** Exercise **
Each entry must be restated word for word.

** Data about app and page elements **
____________________

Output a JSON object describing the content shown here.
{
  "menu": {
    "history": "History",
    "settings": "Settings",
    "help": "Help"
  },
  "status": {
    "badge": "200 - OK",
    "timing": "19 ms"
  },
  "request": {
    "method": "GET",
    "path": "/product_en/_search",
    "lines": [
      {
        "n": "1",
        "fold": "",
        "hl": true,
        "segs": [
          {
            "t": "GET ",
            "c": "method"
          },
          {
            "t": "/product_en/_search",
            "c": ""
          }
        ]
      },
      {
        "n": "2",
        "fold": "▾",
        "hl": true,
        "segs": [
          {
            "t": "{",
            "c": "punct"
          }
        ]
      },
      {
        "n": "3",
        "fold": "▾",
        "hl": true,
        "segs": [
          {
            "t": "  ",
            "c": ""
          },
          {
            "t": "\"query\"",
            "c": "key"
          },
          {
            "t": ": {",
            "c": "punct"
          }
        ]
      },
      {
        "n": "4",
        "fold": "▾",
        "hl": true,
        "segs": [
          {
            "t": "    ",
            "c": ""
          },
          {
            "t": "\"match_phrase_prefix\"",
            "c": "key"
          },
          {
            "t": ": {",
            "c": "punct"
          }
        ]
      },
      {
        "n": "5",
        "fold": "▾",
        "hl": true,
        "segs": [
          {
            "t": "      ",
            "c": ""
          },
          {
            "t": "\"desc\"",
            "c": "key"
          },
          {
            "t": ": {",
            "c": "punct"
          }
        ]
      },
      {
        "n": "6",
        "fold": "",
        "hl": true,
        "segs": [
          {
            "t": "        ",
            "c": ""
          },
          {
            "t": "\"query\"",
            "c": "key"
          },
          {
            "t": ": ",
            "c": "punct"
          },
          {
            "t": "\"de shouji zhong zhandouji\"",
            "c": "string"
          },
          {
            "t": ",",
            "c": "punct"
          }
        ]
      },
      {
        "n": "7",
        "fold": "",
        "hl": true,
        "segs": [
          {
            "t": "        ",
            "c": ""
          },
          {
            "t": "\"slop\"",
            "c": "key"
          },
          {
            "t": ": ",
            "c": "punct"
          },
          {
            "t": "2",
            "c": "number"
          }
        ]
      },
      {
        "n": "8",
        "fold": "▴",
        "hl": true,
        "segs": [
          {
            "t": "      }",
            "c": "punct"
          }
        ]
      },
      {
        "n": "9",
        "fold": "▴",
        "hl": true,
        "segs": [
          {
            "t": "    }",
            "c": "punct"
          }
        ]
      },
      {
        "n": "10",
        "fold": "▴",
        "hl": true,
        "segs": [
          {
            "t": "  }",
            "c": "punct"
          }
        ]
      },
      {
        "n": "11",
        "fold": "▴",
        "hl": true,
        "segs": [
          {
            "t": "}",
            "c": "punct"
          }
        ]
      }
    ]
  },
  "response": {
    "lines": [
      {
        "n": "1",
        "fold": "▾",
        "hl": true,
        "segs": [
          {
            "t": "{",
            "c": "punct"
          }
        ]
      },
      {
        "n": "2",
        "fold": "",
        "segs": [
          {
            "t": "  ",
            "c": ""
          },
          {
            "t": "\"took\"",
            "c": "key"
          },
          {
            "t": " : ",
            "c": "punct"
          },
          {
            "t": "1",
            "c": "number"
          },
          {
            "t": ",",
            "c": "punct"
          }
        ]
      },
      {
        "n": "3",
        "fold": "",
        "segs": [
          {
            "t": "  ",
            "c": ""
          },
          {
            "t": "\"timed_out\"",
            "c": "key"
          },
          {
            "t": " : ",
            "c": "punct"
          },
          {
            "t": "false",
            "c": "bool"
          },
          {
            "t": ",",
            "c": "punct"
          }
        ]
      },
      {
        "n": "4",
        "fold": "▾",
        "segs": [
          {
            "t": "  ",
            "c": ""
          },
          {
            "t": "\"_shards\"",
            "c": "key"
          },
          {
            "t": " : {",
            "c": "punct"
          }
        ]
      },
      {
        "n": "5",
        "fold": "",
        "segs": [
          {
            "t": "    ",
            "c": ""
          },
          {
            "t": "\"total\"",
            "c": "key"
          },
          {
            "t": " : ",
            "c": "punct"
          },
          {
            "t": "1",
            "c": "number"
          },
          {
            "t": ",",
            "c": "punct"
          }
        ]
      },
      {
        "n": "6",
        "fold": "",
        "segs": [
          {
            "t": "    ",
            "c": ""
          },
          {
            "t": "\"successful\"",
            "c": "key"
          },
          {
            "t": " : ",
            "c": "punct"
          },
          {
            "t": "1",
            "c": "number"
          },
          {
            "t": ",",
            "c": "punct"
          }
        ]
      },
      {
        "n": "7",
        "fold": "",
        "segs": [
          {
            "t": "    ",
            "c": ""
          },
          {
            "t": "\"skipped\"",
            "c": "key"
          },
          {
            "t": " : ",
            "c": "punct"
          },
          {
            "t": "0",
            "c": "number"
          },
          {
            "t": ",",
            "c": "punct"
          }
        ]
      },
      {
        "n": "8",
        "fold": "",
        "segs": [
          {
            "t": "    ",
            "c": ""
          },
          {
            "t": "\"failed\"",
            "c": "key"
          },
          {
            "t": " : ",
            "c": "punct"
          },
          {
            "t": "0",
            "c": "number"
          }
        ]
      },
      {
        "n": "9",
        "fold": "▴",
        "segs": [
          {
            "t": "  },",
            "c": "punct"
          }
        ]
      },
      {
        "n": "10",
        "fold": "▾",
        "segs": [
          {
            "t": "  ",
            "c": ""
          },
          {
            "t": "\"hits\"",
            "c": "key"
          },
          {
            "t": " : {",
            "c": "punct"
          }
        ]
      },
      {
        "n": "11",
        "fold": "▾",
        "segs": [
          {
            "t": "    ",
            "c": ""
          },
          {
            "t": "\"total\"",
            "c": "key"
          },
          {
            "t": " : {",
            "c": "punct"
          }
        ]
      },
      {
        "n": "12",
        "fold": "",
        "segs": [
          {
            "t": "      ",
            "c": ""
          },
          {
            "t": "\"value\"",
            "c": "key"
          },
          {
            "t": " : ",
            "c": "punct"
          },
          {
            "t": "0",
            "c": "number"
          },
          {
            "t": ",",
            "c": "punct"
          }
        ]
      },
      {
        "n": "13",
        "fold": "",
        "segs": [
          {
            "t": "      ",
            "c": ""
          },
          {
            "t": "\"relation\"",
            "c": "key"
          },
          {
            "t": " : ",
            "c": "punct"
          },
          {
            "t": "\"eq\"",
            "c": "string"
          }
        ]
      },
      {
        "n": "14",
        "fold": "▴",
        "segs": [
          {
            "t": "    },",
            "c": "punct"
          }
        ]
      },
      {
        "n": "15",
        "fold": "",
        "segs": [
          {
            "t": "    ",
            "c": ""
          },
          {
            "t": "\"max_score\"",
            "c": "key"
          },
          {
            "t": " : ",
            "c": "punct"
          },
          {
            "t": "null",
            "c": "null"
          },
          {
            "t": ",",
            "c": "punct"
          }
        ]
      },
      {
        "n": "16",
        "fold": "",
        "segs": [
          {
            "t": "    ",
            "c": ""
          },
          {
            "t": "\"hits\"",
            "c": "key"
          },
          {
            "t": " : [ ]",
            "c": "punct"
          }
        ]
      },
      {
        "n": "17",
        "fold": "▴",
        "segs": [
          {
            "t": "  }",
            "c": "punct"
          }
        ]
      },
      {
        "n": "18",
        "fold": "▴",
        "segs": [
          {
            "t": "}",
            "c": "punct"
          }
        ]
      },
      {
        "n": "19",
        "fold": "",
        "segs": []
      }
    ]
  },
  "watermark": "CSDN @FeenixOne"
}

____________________

** Your solution **
Output a JSON object describing the content shown here.
{
  "menu": {
    "history": "History",
    "settings": "Settings",
    "help": "Help"
  },
  "status": {
    "badge": "200 - OK",
    "timing": "19 ms"
  },
  "request": {
    "method": "GET",
    "path": "/product_en/_search",
    "lines": [
      {
        "n": "1",
        "fold": "",
        "hl": true,
        "segs": [
          {
            "t": "GET ",
            "c": "method"
          },
          {
            "t": "/product_en/_search",
            "c": ""
          }
        ]
      },
      {
        "n": "2",
        "fold": "▾",
        "hl": true,
        "segs": [
          {
            "t": "{",
            "c": "punct"
          }
        ]
      },
      {
        "n": "3",
        "fold": "▾",
        "hl": true,
        "segs": [
          {
            "t": "  ",
            "c": ""
          },
          {
            "t": "\"query\"",
            "c": "key"
          },
          {
            "t": ": {",
            "c": "punct"
          }
        ]
      },
      {
        "n": "4",
        "fold": "▾",
        "hl": true,
        "segs": [
          {
            "t": "    ",
            "c": ""
          },
          {
            "t": "\"match_phrase_prefix\"",
            "c": "key"
          },
          {
            "t": ": {",
            "c": "punct"
          }
        ]
      },
      {
        "n": "5",
        "fold": "▾",
        "hl": true,
        "segs": [
          {
            "t": "      ",
            "c": ""
          },
          {
            "t": "\"desc\"",
            "c": "key"
          },
          {
            "t": ": {",
            "c": "punct"
          }
        ]
      },
      {
        "n": "6",
        "fold": "",
        "hl": true,
        "segs": [
          {
            "t": "        ",
            "c": ""
          },
          {
            "t": "\"query\"",
            "c": "key"
          },
          {
            "t": ": ",
            "c": "punct"
          },
          {
            "t": "\"de shouji zhong zhandouji\"",
            "c": "string"
          },
          {
            "t": ",",
            "c": "punct"
          }
        ]
      },
      {
        "n": "7",
        "fold": "",
        "hl": true,
        "segs": [
          {
            "t": "        ",
            "c": ""
          },
          {
            "t": "\"slop\"",
            "c": "key"
          },
          {
            "t": ": ",
            "c": "punct"
          },
          {
            "t": "2",
            "c": "number"
          }
        ]
      },
      {
        "n": "8",
        "fold": "▴",
        "hl": true,
        "segs": [
          {
            "t": "      }",
            "c": "punct"
          }
        ]
      },
      {
        "n": "9",
        "fold": "▴",
        "hl": true,
        "segs": [
          {
            "t": "    }",
            "c": "punct"
          }
        ]
      },
      {
        "n": "10",
        "fold": "▴",
        "hl": true,
        "segs": [
          {
            "t": "  }",
            "c": "punct"
          }
        ]
      },
      {
        "n": "11",
        "fold": "▴",
        "hl": true,
        "segs": [
          {
            "t": "}",
            "c": "punct"
          }
        ]
      }
    ]
  },
  "response": {
    "lines": [
      {
        "n": "1",
        "fold": "▾",
        "hl": true,
        "segs": [
          {
            "t": "{",
            "c": "punct"
          }
        ]
      },
      {
        "n": "2",
        "fold": "",
        "segs": [
          {
            "t": "  ",
            "c": ""
          },
          {
            "t": "\"took\"",
            "c": "key"
          },
          {
            "t": " : ",
            "c": "punct"
          },
          {
            "t": "1",
            "c": "number"
          },
          {
            "t": ",",
            "c": "punct"
          }
        ]
      },
      {
        "n": "3",
        "fold": "",
        "segs": [
          {
            "t": "  ",
            "c": ""
          },
          {
            "t": "\"timed_out\"",
            "c": "key"
          },
          {
            "t": " : ",
            "c": "punct"
          },
          {
            "t": "false",
            "c": "bool"
          },
          {
            "t": ",",
            "c": "punct"
          }
        ]
      },
      {
        "n": "4",
        "fold": "▾",
        "segs": [
          {
            "t": "  ",
            "c": ""
          },
          {
            "t": "\"_shards\"",
            "c": "key"
          },
          {
            "t": " : {",
            "c": "punct"
          }
        ]
      },
      {
        "n": "5",
        "fold": "",
        "segs": [
          {
            "t": "    ",
            "c": ""
          },
          {
            "t": "\"total\"",
            "c": "key"
          },
          {
            "t": " : ",
            "c": "punct"
          },
          {
            "t": "1",
            "c": "number"
          },
          {
            "t": ",",
            "c": "punct"
          }
        ]
      },
      {
        "n": "6",
        "fold": "",
        "segs": [
          {
            "t": "    ",
            "c": ""
          },
          {
            "t": "\"successful\"",
            "c": "key"
          },
          {
            "t": " : ",
            "c": "punct"
          },
          {
            "t": "1",
            "c": "number"
          },
          {
            "t": ",",
            "c": "punct"
          }
        ]
      },
      {
        "n": "7",
        "fold": "",
        "segs": [
          {
            "t": "    ",
            "c": ""
          },
          {
            "t": "\"skipped\"",
            "c": "key"
          },
          {
            "t": " : ",
            "c": "punct"
          },
          {
            "t": "0",
            "c": "number"
          },
          {
            "t": ",",
            "c": "punct"
          }
        ]
      },
      {
        "n": "8",
        "fold": "",
        "segs": [
          {
            "t": "    ",
            "c": ""
          },
          {
            "t": "\"failed\"",
            "c": "key"
          },
          {
            "t": " : ",
            "c": "punct"
          },
          {
            "t": "0",
            "c": "number"
          }
        ]
      },
      {
        "n": "9",
        "fold": "▴",
        "segs": [
          {
            "t": "  },",
            "c": "punct"
          }
        ]
      },
      {
        "n": "10",
        "fold": "▾",
        "segs": [
          {
            "t": "  ",
            "c": ""
          },
          {
            "t": "\"hits\"",
            "c": "key"
          },
          {
            "t": " : {",
            "c": "punct"
          }
        ]
      },
      {
        "n": "11",
        "fold": "▾",
        "segs": [
          {
            "t": "    ",
            "c": ""
          },
          {
            "t": "\"total\"",
            "c": "key"
          },
          {
            "t": " : {",
            "c": "punct"
          }
        ]
      },
      {
        "n": "12",
        "fold": "",
        "segs": [
          {
            "t": "      ",
            "c": ""
          },
          {
            "t": "\"value\"",
            "c": "key"
          },
          {
            "t": " : ",
            "c": "punct"
          },
          {
            "t": "0",
            "c": "number"
          },
          {
            "t": ",",
            "c": "punct"
          }
        ]
      },
      {
        "n": "13",
        "fold": "",
        "segs": [
          {
            "t": "      ",
            "c": ""
          },
          {
            "t": "\"relation\"",
            "c": "key"
          },
          {
            "t": " : ",
            "c": "punct"
          },
          {
            "t": "\"eq\"",
            "c": "string"
          }
        ]
      },
      {
        "n": "14",
        "fold": "▴",
        "segs": [
          {
            "t": "    },",
            "c": "punct"
          }
        ]
      },
      {
        "n": "15",
        "fold": "",
        "segs": [
          {
            "t": "    ",
            "c": ""
          },
          {
            "t": "\"max_score\"",
            "c": "key"
          },
          {
            "t": " : ",
            "c": "punct"
          },
          {
            "t": "null",
            "c": "null"
          },
          {
            "t": ",",
            "c": "punct"
          }
        ]
      },
      {
        "n": "16",
        "fold": "",
        "segs": [
          {
            "t": "    ",
            "c": ""
          },
          {
            "t": "\"hits\"",
            "c": "key"
          },
          {
            "t": " : [ ]",
            "c": "punct"
          }
        ]
      },
      {
        "n": "17",
        "fold": "▴",
        "segs": [
          {
            "t": "  }",
            "c": "punct"
          }
        ]
      },
      {
        "n": "18",
        "fold": "▴",
        "segs": [
          {
            "t": "}",
            "c": "punct"
          }
        ]
      },
      {
        "n": "19",
        "fold": "",
        "segs": []
      }
    ]
  },
  "watermark": "CSDN @FeenixOne"
}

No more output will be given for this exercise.